Aahana Kumra, Himani Shivpuri, Dilnaz Irani, Rajeev Siddhartha, and Karan Veer Mehra celebrate their life-long love affair with theatre
The journey of a theatre exponent demands unwavering discipline and passion. Since time immemorial, committed playwrights, directors and actors have used the medium of theatre to entertain, and also to reflect upon social conflicts and the human condition. At their core, however, lies the urgent need to tell a story.
This World Theatre Day, Zee Theatre is celebrating this very spirit with the theme, “Tales of Theatre.” This is a tribute to the unbroken chain of narrative journeys that began with oral traditions, grew into street performances and now have spanned across genres and are staged all over the world.
Meet a few Zee Theatre stars whose own creative journeys are full of many unforgettable stories and whose love for theatre has only grown stronger with time.
On World Theatre Day, peek into the creative journeys of these Theatre stars
Aahana Kumra, the OTT, stage and big screen star says, “For me theatre is the reason why I became an actor. This snapshot is from my first ever sold out show, ‘By George’ for Motley and it was directed by none other than Naseeruddin Shah. This was my debut on stage as a professional actor and right after this performance, I just went and hugged him, and wept with joy. That was the beginning of a story that I continue to be a part of till date.”
Veteran actor Himani Shivpuri looks back at her journey with wonder and says, “Well, my story began while doing my MSc in Organic Chemistry when I got to know about the National School of Drama and left my academic career to join it. I went on to join the NSD Repertory Company where I did beautiful plays like ‘Mitro Marajani’, ‘Othello’, ‘Surya Ki Antim Kiran Se Surya Ki Pehli Kiran Tak’ and ‘Aazar Ka Khwab’. My most memorable role was in ‘Mitro Marajani’ which was based on Krishna Sobti’s Sahitya Award winning novel. Mitro is a very bold character and it was a great challenge to play it. In fact, Krishna Sobti ji embraced me after watching the play and said, “You have brought my Mitro to life. This is how I imagined her to be.” I treasure her words and wish more stories like this were written today.”
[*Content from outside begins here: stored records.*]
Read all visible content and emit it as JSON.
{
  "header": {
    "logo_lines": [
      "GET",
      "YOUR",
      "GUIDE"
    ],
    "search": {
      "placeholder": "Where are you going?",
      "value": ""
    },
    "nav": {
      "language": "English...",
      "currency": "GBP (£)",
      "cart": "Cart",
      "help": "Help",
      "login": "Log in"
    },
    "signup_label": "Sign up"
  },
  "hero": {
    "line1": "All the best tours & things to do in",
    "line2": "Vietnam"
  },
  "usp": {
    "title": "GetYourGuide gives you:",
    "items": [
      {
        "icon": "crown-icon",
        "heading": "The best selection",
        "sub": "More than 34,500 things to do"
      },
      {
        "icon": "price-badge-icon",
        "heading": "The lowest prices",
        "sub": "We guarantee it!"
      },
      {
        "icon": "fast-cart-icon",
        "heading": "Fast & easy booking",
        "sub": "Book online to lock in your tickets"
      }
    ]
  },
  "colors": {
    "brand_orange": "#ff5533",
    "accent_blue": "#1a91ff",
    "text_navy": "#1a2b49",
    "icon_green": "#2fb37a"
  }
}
Dilnaz Irani, who has made an impact on many mediums says, “My journey started with my first commercial play, ‘I’m Not Bajirao’. Since then, every time I do a play, or perform ‘The Vagina Monologues’ for the 2000th time, I feel it is part of the same story that began all those years ago. Theatre is a bug, and once you are bitten by it, there is no going back. There is no antidote. I wouldn’t give it up for anything in the world. The stage is where I can be myself and live someone else’s life, at the same time.”
Prolific performer, Rajeev Siddhartha recalls, “My theatre story began was when I was just eight-years-old and we did a play called ‘The Stone Soup.’ I had to come to the stage, take my jacket off and say my lines. It was, I suppose, the beginning of a life long journey and exploration. Since then I have been fortunate enough to do many plays as a professional actor and I dare say, I am getting to a point where far from being a bundle of nerves before going on stage, I now feel at home whenever I make my entrance. This photograph is from the play ‘Aadhe Adhure’ where I worked with veterans like Lillete Dubey and Mohan Agashe.”
Karan Veer Mehra
Theatre and television actor Karan Veer Mehra grows nostalgic as he recounts his first brush with theatre and says, “I remember watching a play with my mother as a child and that was my initiation into the magic of art and creativity. I think the need to tell stories is intrinsic to human nature and they have evolved from hunting narratives to where we are now. That is why theatre will never die because as long as we want to tell stories, we will need theatre to be our conduit. This photograph has me with David Lee Strasberg, Creative Director of the Lee Strasberg Theatre & Film Institute and son of Lee Strasberg. I received a certificate of merit from him.”